How I write… How does one write? Either you pick up a pen or put your fingers to a keyboard and voilà! letters come together to form words; a series of words become a sentence; related sentences join together to make paragraphs, those paragraphs create pages. Pages create books. And books communicate some aspect of reality. The question of whose reality is where the fun happens.
How I Write
Words, Words, Words…
Only a dullard views reading and writing as merely a way to name objects and concepts. Various trends in teaching reading comprehension urge students to become more and more literal in their interpretations, and thus lose touch with the malleability of language. When wielded with skill, words can become a weapon against stupidity and mediocrity. If you can bend and shape words, you can shape your world and control it. That is when knowledge becomes power, and that is how I write. I am driven to share my slant on the world.

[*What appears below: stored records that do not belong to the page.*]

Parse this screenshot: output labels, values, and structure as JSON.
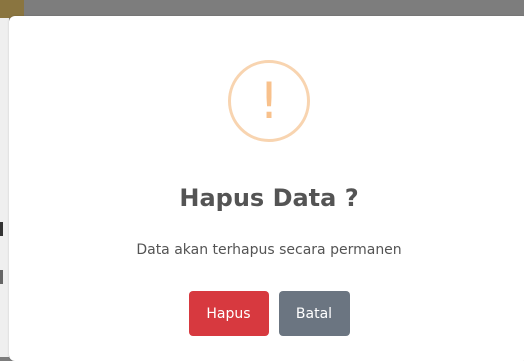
{
  "dialog": {
    "icon": "warning-exclamation-icon",
    "icon_glyph": "!",
    "title": "Hapus Data ?",
    "message": "Data akan terhapus secara permanen",
    "confirm_label": "Hapus",
    "cancel_label": "Batal"
  },
  "colors": {
    "confirm_button": "#d7393f",
    "cancel_button": "#6b7581",
    "icon_border": "#f8d4b0",
    "icon_glyph": "#f8c18c",
    "text": "#545454"
  }
}
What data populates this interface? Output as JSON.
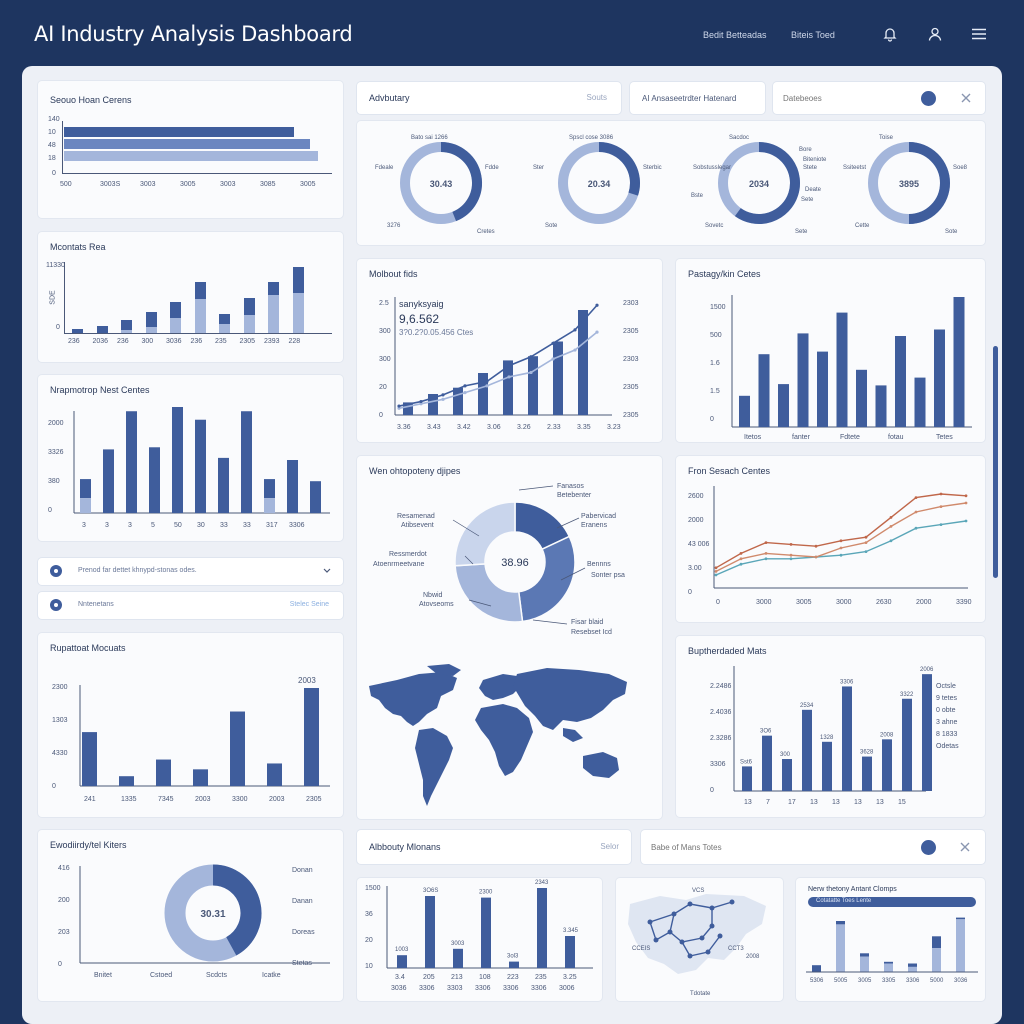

Always ask why about everything and take nothing at face value. That is how good literature operates. That is why Hamlet remains the most deeply affecting piece of literature I’ve ever read. The deeper a reader digs into the lines, the more significant their meaning becomes. A first Hamlet’s answer is flippant, but then his response shows that those who only write about surface details are not really honest at all.
From Hamlet Act II scene ii
POLONIUS: What do you read, my lord?
HAMLET: Words, words, words.
POLONIUS: What is the matter, my lord?
HAMLET: Between who?
POLONIUS: I mean, the matter that you read, my lord.
HAMLET: Slanders, sir: for the satirical rogue says here
that old men have grey beards, that their faces are
wrinkled their eyes purging thick amber and
plum-tree gum, and that they have a plentiful lack of
wit together with most weak hams: all which, sir,
though I most powerfully and potently believe, yet
I hold it not honesty to have it thus set down, for
yourself, sir, should be old as I am, if like a crab
you could go backward.
POLONIUS: [Aside.] Though this be madness, yet there is method in ‘t.
You can find the full text of Hamlet here.
That’s how I write. How do you write?
If you enjoyed this post, you may also enjoy reading How to Establish Writing Accountability and Approaches to Outlining a Novel.
Please share responsibly. Jeri Walker, 2012. Updated February 2019.
Words really are magical things, aren’t they? It’s amazing (and sometimes terrifying) what people can do with them.
All words are magical incantations in the right context — or in the hands of the right writer.
Candy, and if only we could come close to the words of the Bard 😉
A great example of how you can bend and shape words. Have seen Hamlet a number of times but never reaaly appreciated that piece of dialogue before.
Ken, I’m jealous that you’ve seen Hamlet a number of times. I think I’ve seen most of the movie versions, but I’ve yet to see it performed on stage.
Shakespeare has been on my winter reading list the last two years for the joy of speaking it out loud as I go. The pleasure of words, you know…
RoseMary, indeed! In college, I remember reading each play in the comedies and romances class that I took, but then actually listening to them in the library on LPs!